The Big Chute Marine Railway
boats on a train
Trent Severn Waterway
Big Chute, Ontario, Canada
August 6, 2019
This part of Canada merits a second map
to give a feeling for the Canadian Shield terrain
this map covers 10 miles from side to side
I'll take the railroad car!
A first marine railway was finished on this site in 1917 to overcome the 58 foot drop of The Big Chute. It was one of the final pieces to complete the Trent Severn Waterway connecting Lake Ontario with Georgian Bay that began in 1833 with the first lock at Bobcaygeon. The railway was a temporary solution to meet the demands of the Great War; conventional locks would have taken much longer to build. The conventional locks and dams they would have required were started in 1919 but abandoned in 1921 due to the post-war recession.
Instead, the original railway was almost completely rebuilt in 1923-24 to accommodate larger boats.
As boat traffic increased, a lock was again considered in the 1960s to solve the bottleneck the railway had become. But a lock would have allowed the Sea Lamprey access to the valuable Lake Simcoe fishery. This voracious Atlantic predator was introduced to the Great Lakes starting with the completion of the Welland Canal in 1829 that connected Lake Ontario to Lake Erie. By the 1930s the sea lamprey had destroyed the Great Lakes trout fishery. So instead, a larger railway was built right next to the old one, started in 1976 and opened in 1978. A sign says the 1923 version still serves as a trusty backup, but it’s hard to imagine that relic being cranked up.
One of the challenges of history is to visualize the circumstances that drove the construction of such an ambitious infrastructure project as the Trent Severn Waterway, even as railroads were making it obvious that any commercial success would be short lived.
The key to the Trent Severn are the abundant and beautiful natural resources of Ontario and the industries they attracted.
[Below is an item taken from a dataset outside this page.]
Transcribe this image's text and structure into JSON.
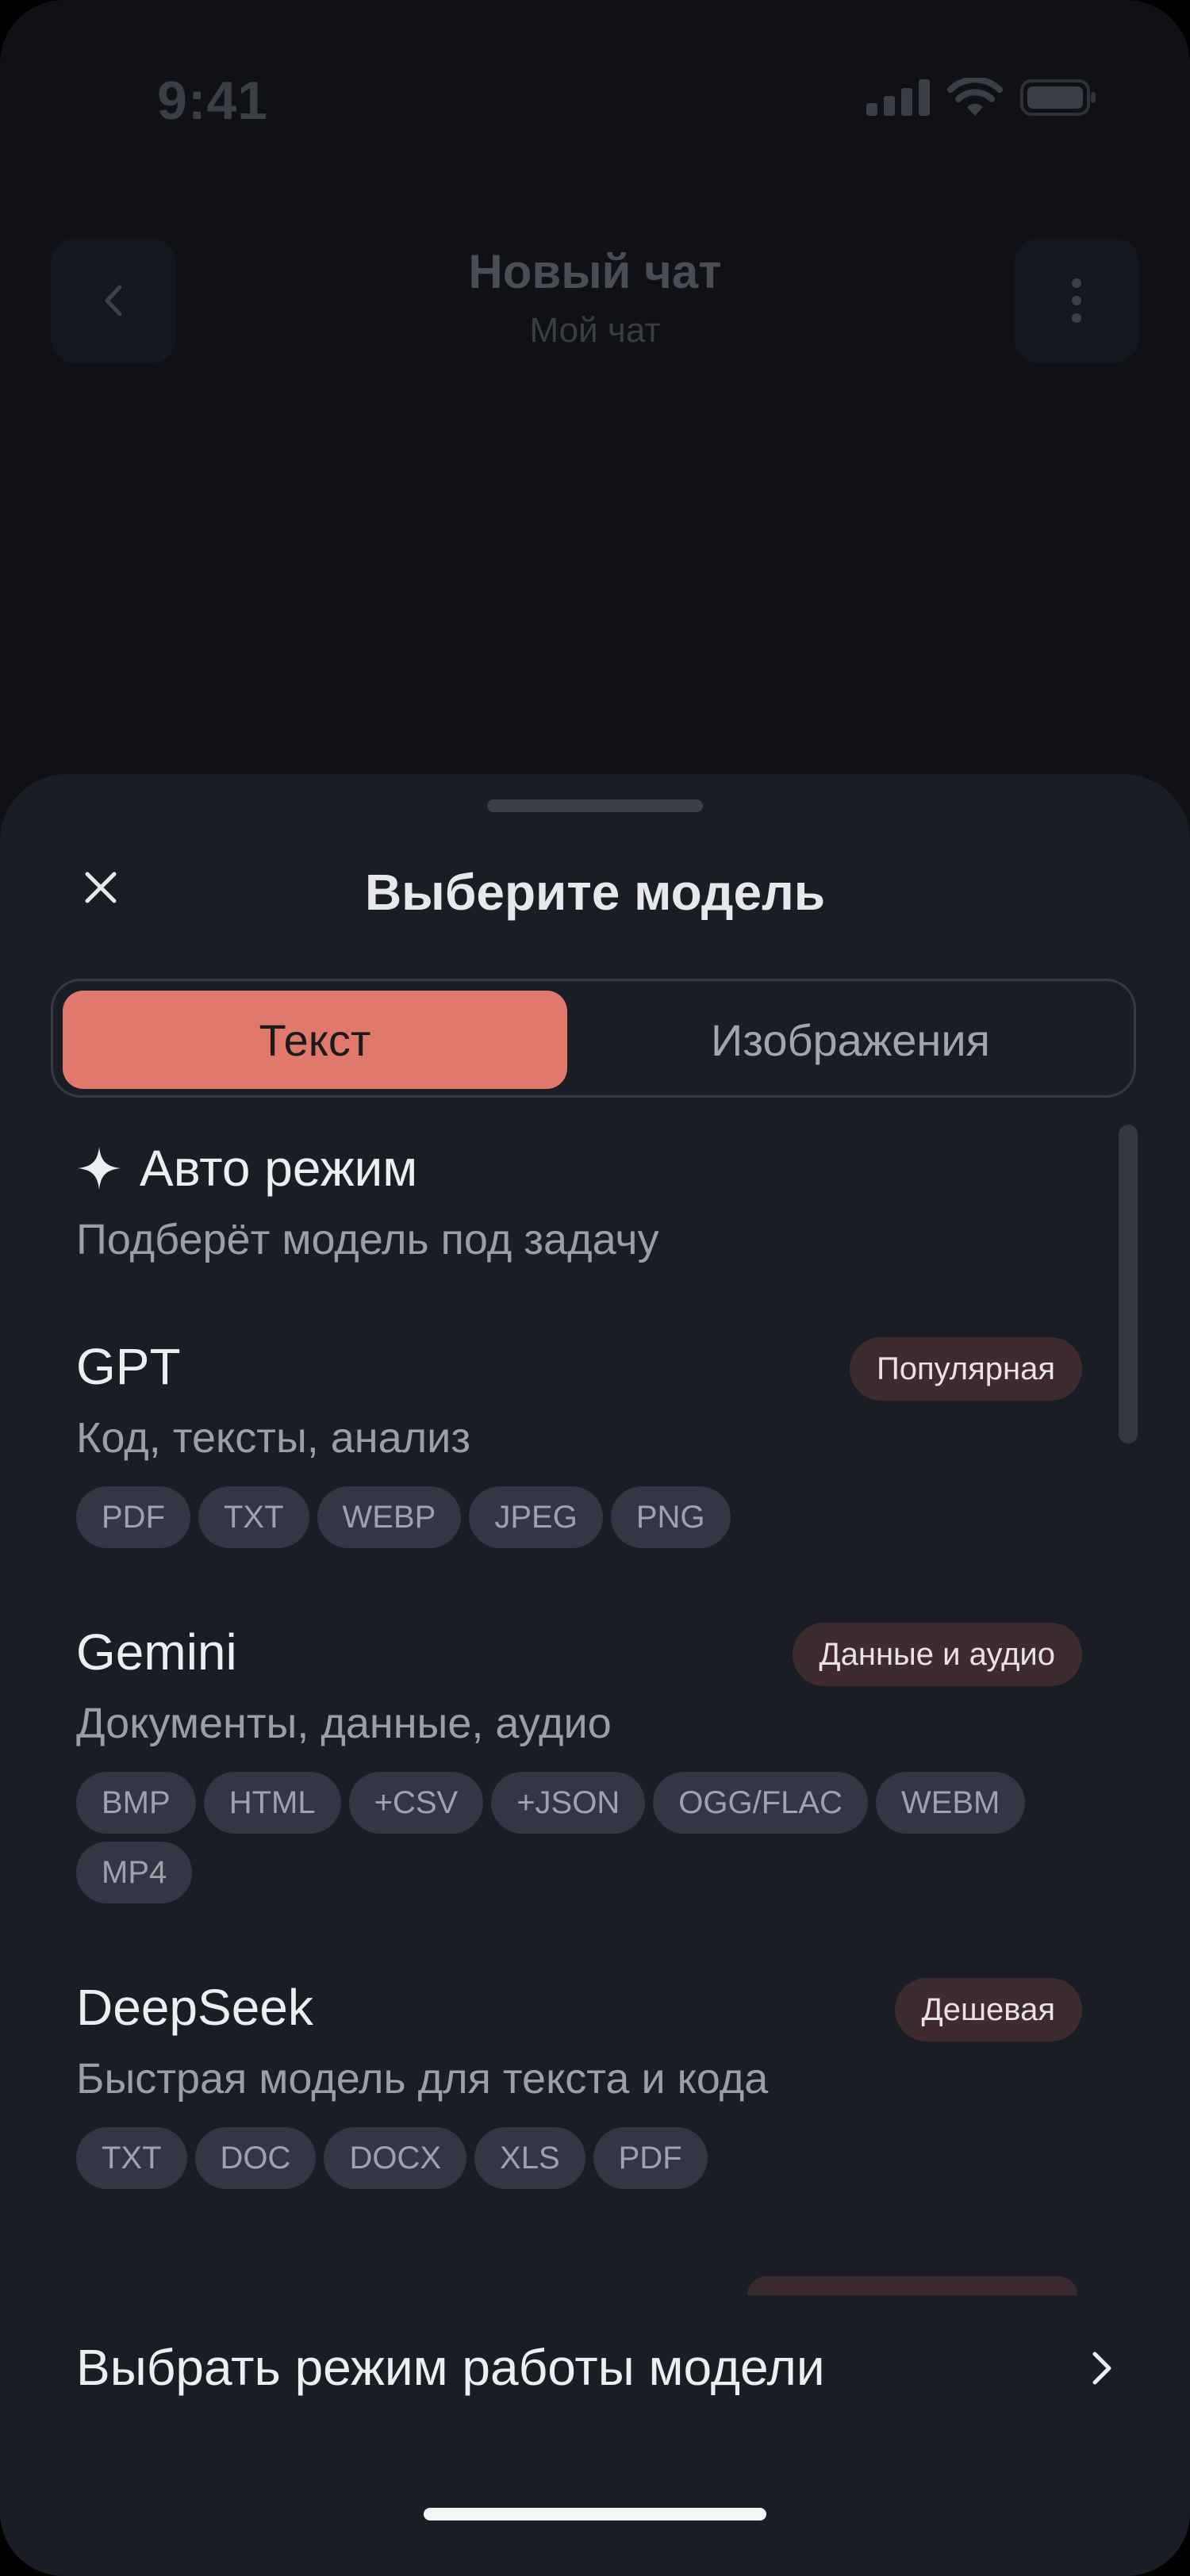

The forests of Ontario were logged extensively in the 1800s. The first dam at The Big Chute in the 1870s was built to raise water levels for timber drives – something like the cattle drives of the old U.S. West, but logs in water instead of cattle on range. The dams led to power generation, which led to sawmills, which led to shipping lumber on boats instead of driving logs through water, yippy yi yo.
By the 1930s, the natural beauty of the area was attracting a summer cottage industry to replace the dying logging industry. The recreational boat explosion in the 1950s and 60s solidified the new tourist industry, doing very well in the new century - at least partly due to how well the Trent Severn Waterway is operated and maintained.
Another boat going through Big Chute
Looks for all the world like you're approaching a flooded, derelict warehouse
The burgundy red is L.T.'s bimini Standing on my cabin again This thing could hold 8 L.T.s
I couldn't get anybody to wave!
The metal thing in the middle with yellow straps attached is raised to create a sling for L.T. It could hold two L.T.s side by side. The two yellow squares on the side are smaller versions that could be raised to hold four small run abouts or PWCs.
The car travels on two sets of tracks at different heights to keep L.T. level.
The whole thing took about 15 minutes.